Seventh labor - Cretan bull:
In this labor a sacrificial Bull that King Minos had promised to give to Poseidon had been spared for its worth.
Poseidon was angered and cursed the Bull, making it furious and rampaging across Crete.
Hercules showed up and tackled the Bull and took it back to Eurystheus.
Eurystheus saw that the task was complete and let the Bull go, letting it start to terrorize the rest of Greece.
A very short and straight forward story, but what does it mean?
Poseidon is the King of the sea, in other words the King of the unconscious and feeling.
It is the element of water and hence the cups, and the King of cups is an obvious match.
Minos is one of Zeus son's and would not give Poseidon what was his due, possibly due to the conflict of Zeus/Hera.
The Bull is a symbol of virility and fertility, so in some sense, it is virility that has become enraged.

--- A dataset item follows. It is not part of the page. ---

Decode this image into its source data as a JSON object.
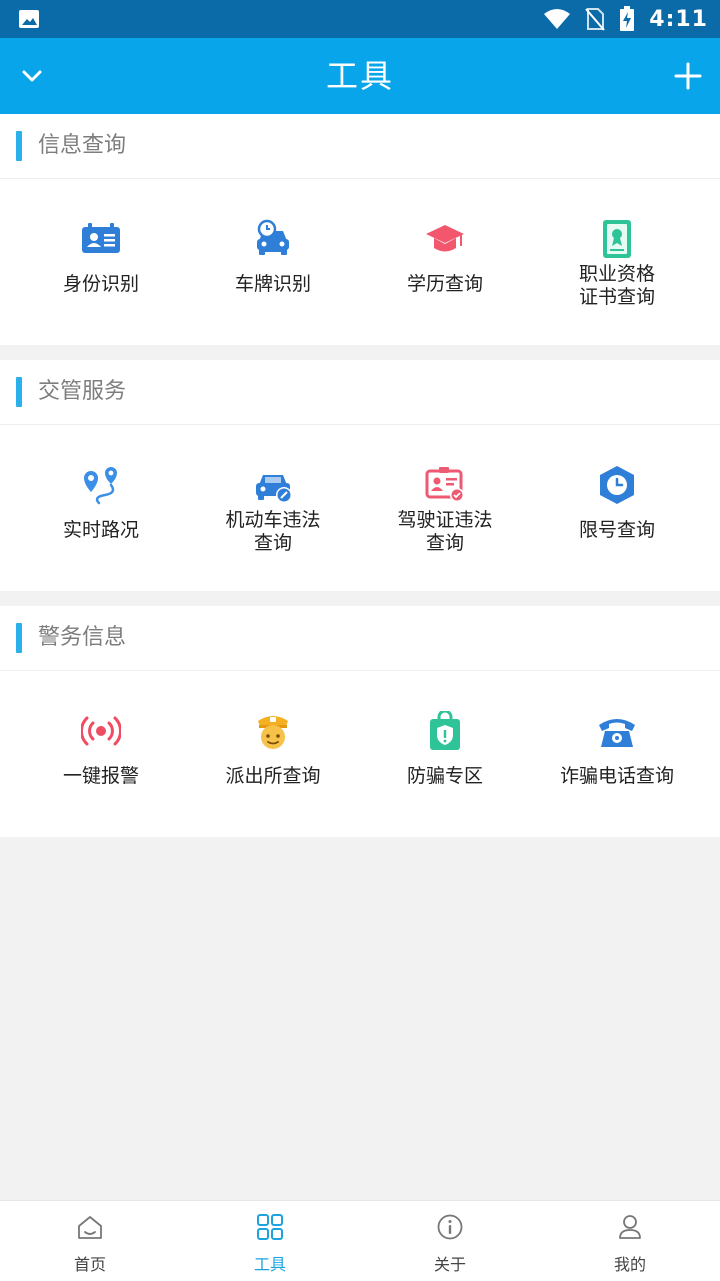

Basically we can say that without the cooperation of the feeling element, virility is just a raging force.
In the last test Hercules faced down thinking,
this time he seems to face down the effect of no feelings on the instincts.
Especially the sexual instinct.
The way Hercules deals with this, is just brute force, he goes in gets it done,
presents his result, and then lets go of the issue as if that was all.
In other words it is just a momentary effort of self-control and posturing,
and then going on with business as usual.
In the last labor the number 8 was very central, so now it would be natural to assume number 9 is up.
Yet what would even the Hermit have to do with this?
Well the Hermit isn't what was done, but more what wasn't done, there was no deeper understanding,
just a superficial quick fix.
When we add up the number 8 to 9 we get 17 the Star, yet what does that hopeful card got to do with anything?
We need to analyze what we are dealing with in the 9.
The nines are a pretty heavy set of cards, that holds a lot of promise,
but it is sort of over the top, and takes up a lot of room and time.
The Hermit archetype seems nice, but to be a Hermit is a lifetime vocation.
You hardly get to do anything else with your life, you sit in your cave and reflect.
End of story...
So while it seems like a nice thing to do, it is hard, and hence people often just skip it.
And this is exactly what Eurystheus does, Hercules catches the bull, but it is too much hassle to deal with.
So Eurystheus just lets it go, and considers the completion of the task as the main event,
not dealing with the actual problem.
For the Star we need to dig a little deeper, it strikes us as a shortcut of sorts.
Cause when one is in the 7 with the massive fall it is, to not actually touch the sky,
and then having to face the eight and the aftermath of the fall.
Isn't it easier to just put on a mask?
To hide behind pretense, pretend that the dream of the sky is already here.
In other words the Star is in many ways a hope of a victory turned to a mask.
We are really dealing with the formation of a persona here.
As a persona is basically pretending to be something else than one actually is.
It is a convenient way to forget about the Lovers completely.
And not only that, to sweep the fact that one had a fall under the rug.
Cause else one will have to deal with all the fallout and issues,
issues that are too heavy to deal with, as they would take a lifetime in the Hermit.
A persona usually highlight some aspect, and makes us out to be that aspect.
It is a narrow crystallization trying to masquerade as wholeness,
someone whole would have all aspect as colorful as that one mask.
Yet since it is easier and more convenient, one has one or more masks to hang on to.
The persona is basically conservation of energy.
In that way, the nines are all about having more or less spent all that one can spend,
and to push any further would be really hard, and it is from this place we form our persona.
It is the rug we push everything we cannot possibly deal with under, and hide it from the world.
Jung rightly points out that it is necessity that forces us to hold back.
We are still caught by our beasts, the Boar is still at large.
Hence we don't have the surplus to chase down every passion, to make every wish come true.
We have to chose carefully and go with what seem to be the best option at the time.
In this Eurystheus as the ego goes with the option of letting go of the Bull,
as it just doesn't seem worth it from his stance and agenda to keep it around.
He doesn't want to delve into all the hidden issues that link directly back to the Boar,
after all it was Poseidon who cursed the Bull, and it is very much an emotional curse.
A curse of having every passion poisoned with destructiveness, due to neglected emotion.
Especially the male sexual urges, that this Bull symbolizes.